> Aim of the task
If a line in the records below holds the word "JSON", copy it.

> Stored data
========================
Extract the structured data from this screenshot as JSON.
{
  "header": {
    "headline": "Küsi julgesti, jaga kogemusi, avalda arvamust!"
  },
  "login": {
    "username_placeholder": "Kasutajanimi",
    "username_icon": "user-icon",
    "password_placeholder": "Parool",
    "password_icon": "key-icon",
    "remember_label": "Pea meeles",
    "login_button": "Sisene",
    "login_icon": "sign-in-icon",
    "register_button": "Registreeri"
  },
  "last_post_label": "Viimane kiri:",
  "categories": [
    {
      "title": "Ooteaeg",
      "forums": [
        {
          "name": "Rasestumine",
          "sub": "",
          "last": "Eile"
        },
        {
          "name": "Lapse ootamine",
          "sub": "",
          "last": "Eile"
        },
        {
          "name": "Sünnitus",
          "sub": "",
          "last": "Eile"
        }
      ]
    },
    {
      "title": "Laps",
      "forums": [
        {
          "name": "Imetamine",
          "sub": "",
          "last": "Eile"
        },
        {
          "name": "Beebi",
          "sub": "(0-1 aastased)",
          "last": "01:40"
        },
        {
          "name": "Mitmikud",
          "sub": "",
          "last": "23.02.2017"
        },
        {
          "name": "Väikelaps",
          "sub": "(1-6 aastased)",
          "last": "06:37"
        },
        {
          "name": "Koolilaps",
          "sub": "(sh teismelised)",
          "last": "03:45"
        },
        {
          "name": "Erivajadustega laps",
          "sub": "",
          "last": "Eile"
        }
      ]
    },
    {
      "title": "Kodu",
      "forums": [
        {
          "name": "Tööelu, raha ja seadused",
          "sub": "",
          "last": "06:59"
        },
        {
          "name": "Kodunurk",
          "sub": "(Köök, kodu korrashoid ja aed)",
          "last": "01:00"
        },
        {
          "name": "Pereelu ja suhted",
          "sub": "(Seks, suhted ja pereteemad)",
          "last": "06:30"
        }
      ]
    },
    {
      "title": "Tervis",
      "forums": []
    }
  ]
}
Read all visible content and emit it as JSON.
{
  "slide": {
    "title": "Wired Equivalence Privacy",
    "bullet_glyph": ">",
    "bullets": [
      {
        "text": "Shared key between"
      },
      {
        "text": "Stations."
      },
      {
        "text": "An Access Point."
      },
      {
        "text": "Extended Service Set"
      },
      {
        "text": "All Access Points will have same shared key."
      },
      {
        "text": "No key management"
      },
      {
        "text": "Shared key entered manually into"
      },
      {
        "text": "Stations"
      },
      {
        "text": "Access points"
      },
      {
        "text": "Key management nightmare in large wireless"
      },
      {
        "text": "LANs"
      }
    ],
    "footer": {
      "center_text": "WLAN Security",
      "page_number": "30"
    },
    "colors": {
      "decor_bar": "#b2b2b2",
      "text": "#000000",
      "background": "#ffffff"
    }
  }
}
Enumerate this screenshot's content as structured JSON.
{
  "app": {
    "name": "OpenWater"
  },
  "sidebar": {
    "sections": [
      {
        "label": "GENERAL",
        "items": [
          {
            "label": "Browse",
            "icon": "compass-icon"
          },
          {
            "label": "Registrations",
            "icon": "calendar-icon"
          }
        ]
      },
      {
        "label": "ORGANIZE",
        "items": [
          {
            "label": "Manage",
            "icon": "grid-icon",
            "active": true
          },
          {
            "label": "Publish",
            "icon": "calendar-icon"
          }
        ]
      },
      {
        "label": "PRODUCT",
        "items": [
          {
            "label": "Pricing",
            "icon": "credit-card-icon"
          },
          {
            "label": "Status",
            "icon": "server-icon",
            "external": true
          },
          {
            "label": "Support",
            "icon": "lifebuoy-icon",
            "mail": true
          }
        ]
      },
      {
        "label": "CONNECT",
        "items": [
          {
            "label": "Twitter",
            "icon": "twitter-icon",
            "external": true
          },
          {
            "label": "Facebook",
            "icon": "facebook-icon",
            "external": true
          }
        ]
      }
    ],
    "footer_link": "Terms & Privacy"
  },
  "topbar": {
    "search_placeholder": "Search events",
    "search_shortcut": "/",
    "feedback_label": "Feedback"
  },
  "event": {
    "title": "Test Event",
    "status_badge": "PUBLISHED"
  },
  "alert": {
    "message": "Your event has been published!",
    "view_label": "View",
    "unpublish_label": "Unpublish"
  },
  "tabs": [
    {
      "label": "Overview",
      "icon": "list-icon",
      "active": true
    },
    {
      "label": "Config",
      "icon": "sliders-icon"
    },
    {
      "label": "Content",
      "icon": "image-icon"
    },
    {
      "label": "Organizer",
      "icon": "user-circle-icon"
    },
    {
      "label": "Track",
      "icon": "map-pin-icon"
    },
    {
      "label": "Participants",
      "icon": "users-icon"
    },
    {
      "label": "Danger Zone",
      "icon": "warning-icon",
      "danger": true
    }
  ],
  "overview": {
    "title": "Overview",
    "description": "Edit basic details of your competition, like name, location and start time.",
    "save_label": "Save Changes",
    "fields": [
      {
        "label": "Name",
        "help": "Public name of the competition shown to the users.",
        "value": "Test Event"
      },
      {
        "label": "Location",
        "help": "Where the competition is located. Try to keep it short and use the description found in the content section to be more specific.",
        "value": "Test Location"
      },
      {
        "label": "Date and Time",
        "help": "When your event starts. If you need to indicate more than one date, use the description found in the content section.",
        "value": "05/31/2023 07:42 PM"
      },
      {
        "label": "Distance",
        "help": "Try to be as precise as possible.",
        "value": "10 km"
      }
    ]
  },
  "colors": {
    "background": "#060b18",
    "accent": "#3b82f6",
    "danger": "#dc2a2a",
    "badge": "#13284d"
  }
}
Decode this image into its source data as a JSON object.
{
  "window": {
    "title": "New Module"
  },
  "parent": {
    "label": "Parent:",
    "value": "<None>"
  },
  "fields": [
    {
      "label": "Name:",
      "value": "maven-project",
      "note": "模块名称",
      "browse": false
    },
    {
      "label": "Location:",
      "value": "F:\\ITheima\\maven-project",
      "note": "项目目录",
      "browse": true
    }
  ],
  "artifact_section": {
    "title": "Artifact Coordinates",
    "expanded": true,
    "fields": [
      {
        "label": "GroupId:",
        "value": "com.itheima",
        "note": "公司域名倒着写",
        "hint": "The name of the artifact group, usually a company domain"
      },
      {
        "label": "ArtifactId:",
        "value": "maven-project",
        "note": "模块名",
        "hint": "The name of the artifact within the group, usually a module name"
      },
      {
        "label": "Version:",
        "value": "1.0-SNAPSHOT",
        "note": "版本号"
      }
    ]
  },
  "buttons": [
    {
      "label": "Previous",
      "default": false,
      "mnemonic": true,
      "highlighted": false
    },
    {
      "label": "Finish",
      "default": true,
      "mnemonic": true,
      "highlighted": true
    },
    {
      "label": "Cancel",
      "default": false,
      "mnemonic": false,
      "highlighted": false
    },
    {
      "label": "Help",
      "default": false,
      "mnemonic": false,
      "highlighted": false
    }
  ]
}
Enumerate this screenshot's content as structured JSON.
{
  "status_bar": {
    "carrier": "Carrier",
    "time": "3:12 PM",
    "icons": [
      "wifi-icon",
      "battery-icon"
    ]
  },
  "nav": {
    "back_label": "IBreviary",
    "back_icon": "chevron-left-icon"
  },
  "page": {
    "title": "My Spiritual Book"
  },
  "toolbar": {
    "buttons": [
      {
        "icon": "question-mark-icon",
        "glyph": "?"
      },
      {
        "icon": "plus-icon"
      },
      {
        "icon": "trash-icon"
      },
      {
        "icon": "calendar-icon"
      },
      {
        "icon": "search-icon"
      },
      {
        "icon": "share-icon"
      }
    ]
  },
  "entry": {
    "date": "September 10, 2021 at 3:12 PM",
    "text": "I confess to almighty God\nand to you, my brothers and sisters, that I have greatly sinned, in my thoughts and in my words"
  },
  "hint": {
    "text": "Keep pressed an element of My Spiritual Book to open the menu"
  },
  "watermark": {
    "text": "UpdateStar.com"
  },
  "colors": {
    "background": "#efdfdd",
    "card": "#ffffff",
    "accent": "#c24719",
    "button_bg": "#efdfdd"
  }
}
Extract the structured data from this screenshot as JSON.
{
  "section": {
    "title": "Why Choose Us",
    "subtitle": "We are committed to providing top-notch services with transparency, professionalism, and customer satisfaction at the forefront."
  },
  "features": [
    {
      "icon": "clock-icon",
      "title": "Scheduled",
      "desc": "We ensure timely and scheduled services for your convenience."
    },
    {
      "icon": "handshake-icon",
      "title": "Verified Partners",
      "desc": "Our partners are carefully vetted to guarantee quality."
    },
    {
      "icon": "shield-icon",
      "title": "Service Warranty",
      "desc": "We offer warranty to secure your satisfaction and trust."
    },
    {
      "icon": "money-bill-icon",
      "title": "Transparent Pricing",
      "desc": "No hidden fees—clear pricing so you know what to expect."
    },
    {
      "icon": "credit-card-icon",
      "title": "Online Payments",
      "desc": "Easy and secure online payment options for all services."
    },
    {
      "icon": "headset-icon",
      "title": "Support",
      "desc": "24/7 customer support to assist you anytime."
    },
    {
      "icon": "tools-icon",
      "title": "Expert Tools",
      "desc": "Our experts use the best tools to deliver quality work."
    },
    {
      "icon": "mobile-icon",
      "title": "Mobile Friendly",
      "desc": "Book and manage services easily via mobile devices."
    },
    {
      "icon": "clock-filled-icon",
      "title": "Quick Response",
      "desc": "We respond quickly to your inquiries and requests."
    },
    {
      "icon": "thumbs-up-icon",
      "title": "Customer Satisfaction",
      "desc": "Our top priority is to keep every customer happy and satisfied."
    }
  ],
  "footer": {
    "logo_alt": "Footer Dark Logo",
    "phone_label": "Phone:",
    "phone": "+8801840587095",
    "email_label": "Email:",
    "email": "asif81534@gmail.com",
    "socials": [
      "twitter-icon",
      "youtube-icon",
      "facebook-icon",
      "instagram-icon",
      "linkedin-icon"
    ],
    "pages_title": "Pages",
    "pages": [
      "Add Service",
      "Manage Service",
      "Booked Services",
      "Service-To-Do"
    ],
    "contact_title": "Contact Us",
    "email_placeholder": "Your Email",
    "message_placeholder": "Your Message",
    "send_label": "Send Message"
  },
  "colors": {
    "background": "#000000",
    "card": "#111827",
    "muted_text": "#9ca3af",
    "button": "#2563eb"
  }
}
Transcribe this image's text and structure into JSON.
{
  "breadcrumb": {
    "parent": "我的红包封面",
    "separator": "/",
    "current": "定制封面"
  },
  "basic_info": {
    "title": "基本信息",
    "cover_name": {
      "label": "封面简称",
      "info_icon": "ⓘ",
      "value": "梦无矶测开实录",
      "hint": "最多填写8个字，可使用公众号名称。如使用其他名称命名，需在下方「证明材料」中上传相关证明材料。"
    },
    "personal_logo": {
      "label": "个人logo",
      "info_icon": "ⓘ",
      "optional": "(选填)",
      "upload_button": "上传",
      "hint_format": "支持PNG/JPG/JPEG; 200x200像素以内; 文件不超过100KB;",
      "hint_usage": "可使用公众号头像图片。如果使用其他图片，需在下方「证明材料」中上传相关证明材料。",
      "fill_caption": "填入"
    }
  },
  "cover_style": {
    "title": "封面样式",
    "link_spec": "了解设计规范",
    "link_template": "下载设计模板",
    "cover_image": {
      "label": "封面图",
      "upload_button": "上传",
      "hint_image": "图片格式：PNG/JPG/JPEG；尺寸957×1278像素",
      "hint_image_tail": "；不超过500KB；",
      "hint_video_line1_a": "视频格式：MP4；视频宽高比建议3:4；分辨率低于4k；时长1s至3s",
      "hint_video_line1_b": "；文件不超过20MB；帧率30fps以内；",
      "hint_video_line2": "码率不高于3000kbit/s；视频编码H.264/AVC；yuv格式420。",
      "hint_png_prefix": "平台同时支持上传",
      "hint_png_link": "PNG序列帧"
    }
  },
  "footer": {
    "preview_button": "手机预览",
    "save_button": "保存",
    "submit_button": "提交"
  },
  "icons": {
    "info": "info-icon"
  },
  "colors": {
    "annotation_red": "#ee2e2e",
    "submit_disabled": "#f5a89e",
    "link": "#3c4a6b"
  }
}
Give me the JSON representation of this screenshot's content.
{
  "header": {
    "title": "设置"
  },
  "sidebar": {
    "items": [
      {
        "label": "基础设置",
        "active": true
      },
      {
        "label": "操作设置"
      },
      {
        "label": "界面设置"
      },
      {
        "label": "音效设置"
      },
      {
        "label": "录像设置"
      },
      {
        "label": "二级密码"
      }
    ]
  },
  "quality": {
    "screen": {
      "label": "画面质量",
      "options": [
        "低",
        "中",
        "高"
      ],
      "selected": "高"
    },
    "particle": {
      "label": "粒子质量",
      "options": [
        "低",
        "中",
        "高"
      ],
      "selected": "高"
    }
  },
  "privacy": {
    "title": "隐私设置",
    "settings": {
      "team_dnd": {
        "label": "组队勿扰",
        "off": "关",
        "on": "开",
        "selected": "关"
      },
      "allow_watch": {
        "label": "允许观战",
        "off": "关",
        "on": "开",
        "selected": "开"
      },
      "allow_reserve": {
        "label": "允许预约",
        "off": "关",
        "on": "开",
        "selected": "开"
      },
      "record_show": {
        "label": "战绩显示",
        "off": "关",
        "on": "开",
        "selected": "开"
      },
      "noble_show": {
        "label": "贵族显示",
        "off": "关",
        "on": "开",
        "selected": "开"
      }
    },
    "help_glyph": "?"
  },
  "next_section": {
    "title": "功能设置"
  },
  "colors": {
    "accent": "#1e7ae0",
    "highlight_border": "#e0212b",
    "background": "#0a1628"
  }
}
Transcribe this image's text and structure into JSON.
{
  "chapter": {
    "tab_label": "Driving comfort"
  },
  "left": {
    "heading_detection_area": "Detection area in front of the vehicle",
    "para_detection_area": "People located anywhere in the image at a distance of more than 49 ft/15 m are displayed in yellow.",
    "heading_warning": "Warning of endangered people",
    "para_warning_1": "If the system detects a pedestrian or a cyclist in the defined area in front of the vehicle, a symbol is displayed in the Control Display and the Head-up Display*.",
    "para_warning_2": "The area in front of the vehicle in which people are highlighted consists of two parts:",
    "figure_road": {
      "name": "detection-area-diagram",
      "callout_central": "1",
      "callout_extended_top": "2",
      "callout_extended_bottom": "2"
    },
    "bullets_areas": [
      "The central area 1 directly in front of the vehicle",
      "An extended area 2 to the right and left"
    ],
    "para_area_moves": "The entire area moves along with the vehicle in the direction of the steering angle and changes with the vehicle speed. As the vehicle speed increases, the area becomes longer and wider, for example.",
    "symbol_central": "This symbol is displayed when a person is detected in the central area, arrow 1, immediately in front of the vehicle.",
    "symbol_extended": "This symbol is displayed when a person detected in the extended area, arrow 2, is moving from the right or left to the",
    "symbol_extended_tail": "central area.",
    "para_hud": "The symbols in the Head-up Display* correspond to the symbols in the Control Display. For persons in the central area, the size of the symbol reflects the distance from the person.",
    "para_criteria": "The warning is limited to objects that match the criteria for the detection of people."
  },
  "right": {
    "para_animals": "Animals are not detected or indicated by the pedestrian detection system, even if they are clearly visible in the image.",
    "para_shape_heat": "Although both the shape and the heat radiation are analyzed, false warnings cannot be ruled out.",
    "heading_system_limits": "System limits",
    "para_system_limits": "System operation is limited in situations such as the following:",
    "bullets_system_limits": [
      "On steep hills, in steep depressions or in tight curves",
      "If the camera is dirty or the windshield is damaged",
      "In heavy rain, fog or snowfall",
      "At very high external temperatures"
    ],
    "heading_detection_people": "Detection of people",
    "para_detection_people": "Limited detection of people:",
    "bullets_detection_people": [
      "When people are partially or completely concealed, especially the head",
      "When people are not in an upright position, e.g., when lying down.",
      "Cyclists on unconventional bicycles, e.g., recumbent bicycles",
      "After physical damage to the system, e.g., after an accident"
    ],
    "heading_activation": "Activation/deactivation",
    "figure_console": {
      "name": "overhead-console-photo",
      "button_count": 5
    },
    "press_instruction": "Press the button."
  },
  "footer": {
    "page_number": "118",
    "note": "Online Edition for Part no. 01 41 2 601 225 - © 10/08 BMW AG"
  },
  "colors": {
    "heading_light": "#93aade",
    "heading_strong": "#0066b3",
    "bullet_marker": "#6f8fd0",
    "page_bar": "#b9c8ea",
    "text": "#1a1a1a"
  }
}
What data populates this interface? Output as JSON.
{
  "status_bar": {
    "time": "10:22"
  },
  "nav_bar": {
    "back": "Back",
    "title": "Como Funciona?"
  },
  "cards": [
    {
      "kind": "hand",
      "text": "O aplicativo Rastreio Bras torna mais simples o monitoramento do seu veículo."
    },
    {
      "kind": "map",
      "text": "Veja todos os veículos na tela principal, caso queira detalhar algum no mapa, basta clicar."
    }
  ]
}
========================
> Response area
Extract the structured data from this screenshot as JSON.
Read all visible content and emit it as JSON.
Enumerate this screenshot's content as structured JSON.
Decode this image into its source data as a JSON object.
Enumerate this screenshot's content as structured JSON.
Extract the structured data from this screenshot as JSON.
Transcribe this image's text and structure into JSON.
Give me the JSON representation of this screenshot's content.
Transcribe this image's text and structure into JSON.
What data populates this interface? Output as JSON.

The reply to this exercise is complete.